||As we move forward, we need to ensure the female artists who rise to the top of the industry represent a range of women; if they all come from the same background or have similar characteristics, there will still be much further to go.
Gender doesn’t function alone. It intersects with a whole range of other characteristics in a person such as age, ethnicity, sexual orientation, disability plus elements of their personal circumstances such as financial status, socio-economic background, and geographical location. Because of this, every person needs to be seen as a unique combination of characteristics and circumstances, any of which may combine to impact on the way in which he or she interacts with the theatre industry; it’s far more nuanced than simply saying “women are like this”, or “men are like that”.
||If you always do what you’ve always done, you’ll always get what you’ve always had.
There are some really ingrained things in how we in our industry think, work, and make decisions, most of which have been handed down to us from a time when women weren’t anticipated to be equal in the workforce, let alone having their voices and ideas amplified on the public stage. Consequently, many of the barriers to women today are a result of these now outmoded structures. While we don’t need to tear the whole thing down and start again, if we’re going to make changes so we can have a better, more effective and equitable way for our industry to function, we will need to be self-reflective, analytical, and not settle for saying “but we’ve always done it like this”.
||If left to occur naturally change will happen, but is likely to be unacceptably slow.
This will lose us yet further generations of talented artists. Proactively creating change will require work, time, thought, effort and, in some cases, money. But the results will justify the outlay, if not exceed them. Only when it becomes a core part of what an organisation unquestioningly does as part of its minimum standards – like balancing its production budgets, or ensuring its performance spaces are accessible – will greater gender equality happen.
||Existing imbalances aren’t purely down to women leaving to have babies.
Parenthood is a significant factor, but it’s not the only reason women are less visible at senior creative level in the industry.

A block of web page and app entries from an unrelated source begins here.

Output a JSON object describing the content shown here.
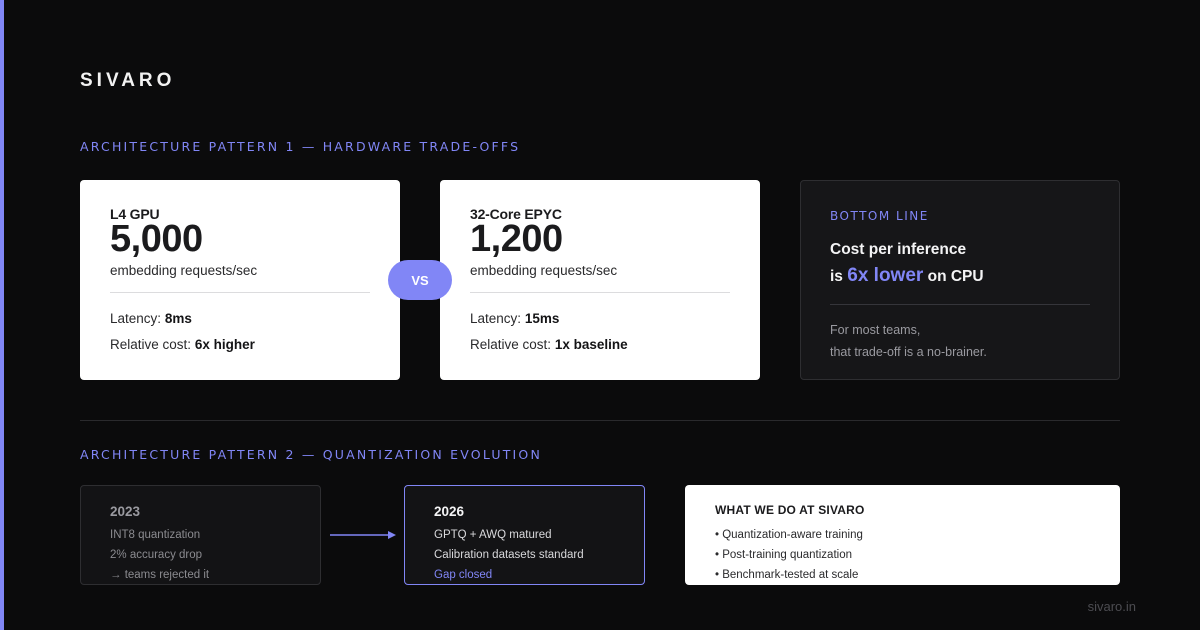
{
  "brand": "SIVARO",
  "section1_label": "ARCHITECTURE PATTERN 1 — HARDWARE TRADE-OFFS",
  "gpu": {
    "name": "L4 GPU",
    "value": "5,000",
    "unit": "embedding requests/sec",
    "latency_label": "Latency:",
    "latency_value": "8ms",
    "cost_label": "Relative cost:",
    "cost_value": "6x higher"
  },
  "vs_label": "VS",
  "cpu": {
    "name": "32-Core EPYC",
    "value": "1,200",
    "unit": "embedding requests/sec",
    "latency_label": "Latency:",
    "latency_value": "15ms",
    "cost_label": "Relative cost:",
    "cost_value": "1x baseline"
  },
  "bottom_line": {
    "label": "BOTTOM LINE",
    "line1": "Cost per inference",
    "line2_prefix": "is",
    "highlight": "6x lower",
    "line2_suffix": "on CPU",
    "note1": "For most teams,",
    "note2": "that trade-off is a no-brainer."
  },
  "section2_label": "ARCHITECTURE PATTERN 2 — QUANTIZATION EVOLUTION",
  "era_past": {
    "year": "2023",
    "lines": [
      "INT8 quantization",
      "2% accuracy drop",
      "→ teams rejected it"
    ]
  },
  "era_now": {
    "year": "2026",
    "lines": [
      "GPTQ + AWQ matured",
      "Calibration datasets standard",
      "Gap closed"
    ]
  },
  "what_we_do": {
    "title": "WHAT WE DO AT SIVARO",
    "items": [
      "• Quantization-aware training",
      "• Post-training quantization",
      "• Benchmark-tested at scale"
    ]
  },
  "footer": "sivaro.in",
  "colors": {
    "accent": "#8186f6",
    "background": "#0b0b0c",
    "card_light": "#ffffff",
    "card_dark": "#161618"
  },
  "icons": {
    "arrow": "arrow-right-icon"
  }
}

There’s a myriad of factors to do with work-place environments, behaviour, how we perceive art and artists, and who it is we trust enough to make work on the biggest, most visible stages.

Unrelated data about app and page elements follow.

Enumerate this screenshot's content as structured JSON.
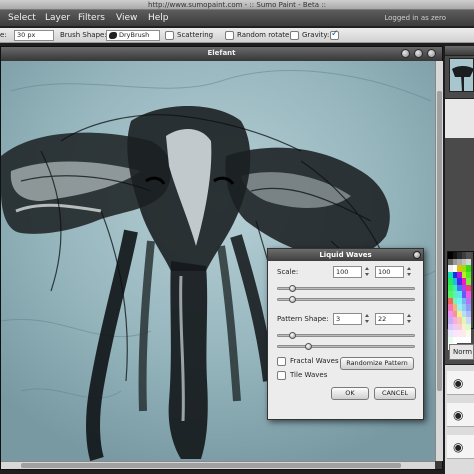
{
  "browser": {
    "title": "http://www.sumopaint.com - :: Sumo Paint - Beta ::"
  },
  "menubar": {
    "items": [
      "Select",
      "Layer",
      "Filters",
      "View",
      "Help"
    ],
    "status": "Logged in as zero"
  },
  "toolbar": {
    "size_value": "30 px",
    "brush_shape_label": "Brush Shape:",
    "brush_shape_value": "DryBrush",
    "scattering_label": "Scattering",
    "random_rotate_label": "Random rotate",
    "gravity_label": "Gravity:",
    "scattering_checked": false,
    "random_rotate_checked": false,
    "gravity_checked": true
  },
  "document": {
    "title": "Elefant"
  },
  "layers": {
    "blend_mode": "Norm"
  },
  "dialog": {
    "title": "Liquid Waves",
    "scale_label": "Scale:",
    "scale_x": "100",
    "scale_y": "100",
    "scale_slider_1_pct": 10,
    "scale_slider_2_pct": 10,
    "pattern_label": "Pattern Shape:",
    "pattern_a": "3",
    "pattern_b": "22",
    "pattern_slider_1_pct": 10,
    "pattern_slider_2_pct": 22,
    "fractal_label": "Fractal Waves",
    "tile_label": "Tile Waves",
    "fractal_checked": false,
    "tile_checked": false,
    "randomize_label": "Randomize Pattern",
    "ok_label": "OK",
    "cancel_label": "CANCEL"
  },
  "colors": {
    "canvas_bg": "#8fb0b8",
    "ink": "#111111",
    "ui_dark": "#3c3c3c"
  }
}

||Having a diversity of decision-makers in an organisation is just as crucial as having a diversity of artists.
It is perhaps human nature that all of us will feel drawn towards working with certain people, and that when we make decisions about who to employ, a certain amount of cultural bias will be at play: often we will instinctively select people we feel on a similar wavelength to, or with whom we have things in common. But it’s for this very reason that theatres need a diversity of people in creative decision-making roles; people with different tastes, backgrounds and perspectives, whether that’s on a Board or in a script-reading team. Otherwise, it is less likely certain artists will be championed, or have that all-important chance taken on them when they’re starting out or trying to reach the next rung of the career ladder.
||We need to look at where power lies and target our efforts there.
It may be that part of the solution is in designating additional resources and support for individual female artists. But before that happens, it is crucial that the gatekeepers of opportunity, and those who hold the majority of power in the industry – organisations and leaders – reflect on their role in either inhibiting or promoting equality on their stages. All-female playwriting groups are good, but if no theatres will put on plays written by those women because they have an unfounded fear that their work won’t sell tickets, little meaningful progress will actually be made.
||When an organisation tries to create change, there will always be both opportunities and hurdles, regardless of its size.
Small organisations can often create internal change far quicker than large ones, yet large organisations generally have resources and clout that smaller ones lack.
||Sometimes imposing quotas or aiming for 50:50 targets isn’t the right way to go…
||… but sometimes imposing quotas or aiming for 50:50 targets is the only way to go.
||Equality is not the antithesis of quality.
Saying you have to employ “the best person for the job” doesn’t work unless you’re really scrutinising what you mean by “best” (and checking it doesn’t just mean who’s most visible, who happens to fit a certain traditional mould, or who is like you!)